Radisson Blu grows in Kenya for African expansion

According to Lynet Igadwah from The Business Daily, Radisson Blu, a global hotel brand, is planning to open its fourth facility in Nairobi as part of its expansion strategy in Africa. The Radisson Hotel Nairobi Airport, located near Jomo Kenyatta International Airport, is set to open in mid-2027 with 200 rooms. The hotel aims to provide easy access to the airport and Nairobi National Park for tourists and business travelers. Radisson Hotel Group has also signed agreements for six additional hotels across Africa, expanding its room count to 1,400 on the continent. The hotel industry in Kenya has been affected by the COVID-19 pandemic, with tourism earnings declining in 2020 due to travel restrictions.

Africa moves to protect its interests in the global tax rules

African Union shares that the African Union has concluded a three-day meeting on tax in Africa, discussing contemporary issues affecting the continent's tax regimes. The meeting aimed to protect African interests in the design and implementation of global tax rules and improve domestic resource mobilization. Key recommendations included engaging in the global tax debate at the United Nations, enacting domestic minimum top-up tax legislation to protect taxing rights, implementing simplified VAT regimes for e-commerce, and addressing wasteful tax incentives and illicit financial flows. The outcomes of the meeting will be considered at a future session to influence Africa's policies on tax regimes and domestic resource mobilization.

Summit adopts Verification Report of Somalia to join EAC

According to East African Community, the 21st Extra-Ordinary Summit of the East African Community (EAC) Heads of State in Bujumbura, Burundi, approved the verification report for Somalia's application to join the EAC and instructed the Council of Ministers and EAC Secretariat to commence negotiations with Somalia. This marks a significant step towards Somalia becoming the 8th member of the EAC. Additionally, during the summit, appointments were made for key positions within the EAC, including the appointment of Deputy Secretaries General and judges for the East African Court of Justice.

ECOWAS kicks off Activities of ROGEAP in Liberia and Mauritania

The Regional Off-Grid Electricity Access Project (ROGEAP) was formally launched in Liberia and Mauritania with the participation of renewable energy industry stakeholders. The workshops aimed to introduce ROGEAP, raise awareness about off-grid PV solar technologies, and establish a regulatory framework to promote the development of the off-grid PV solar products market in both countries. ROGEAP, implemented by the ECOWAS Commission and the West African Development Bank, seeks to increase access to sustainable energy services using solar technology in ECOWAS member states and four additional African countries, with funding from the World Bank, Clean Technology Fund, and the government of the Netherlands.

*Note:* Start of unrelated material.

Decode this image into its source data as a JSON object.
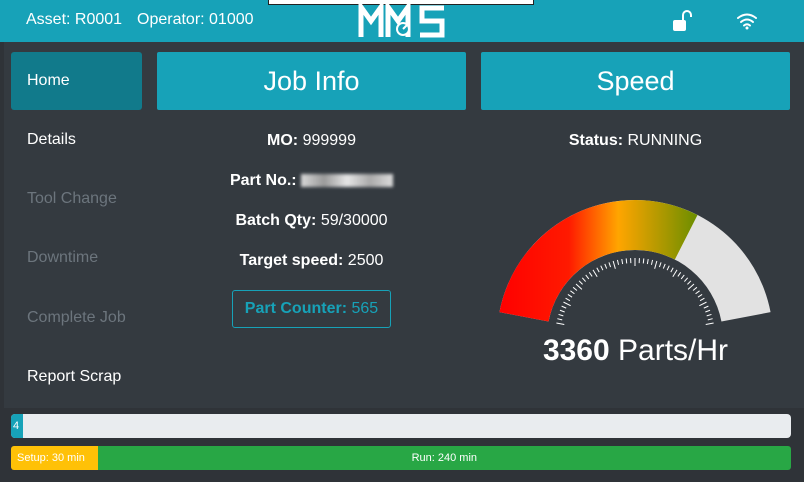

ECOWAS deepens support to the Private Sector to take advantage of AfCFTA

According to ECOWAS CEDEOA, the Economic Community of West African States (ECOWAS), in partnership with the United Nations Development Program (UNDP) and the International Trade Centre (ITC), organized a regional capacity building workshop in Abuja, Nigeria for Master Trainers from Business Associations on the African Continental Free Trade Area (AfCFTA). The workshop aimed to equip participants with knowledge on export readiness, market research, strategy, and operational tools of the AfCFTA to support businesses in taking advantage of the continental market. The workshop emphasized the importance of empowering Micro, Small, and Medium Enterprises (MSMEs), particularly women and youth entrepreneurs, to engage in trade under the AfCFTA.

EVENTS: 06.15.2023

"Invest Africa Connect Reception: Africa Energy Transition." Invest Africa. Nairobi, Kenya. 21 June 2023.

"Bridging the Digital Divide: Accelerating Investment into African Data Centers." Invest Africa. London, England. 4 July 2023.

"UK-DRC Investment Forum." Invest Africa. London, England. 12 July 2023. "TIArb 6th Annual Arbitration Conference." African Arbitration Association. Hybrid/Tanzania. 14 July 2023.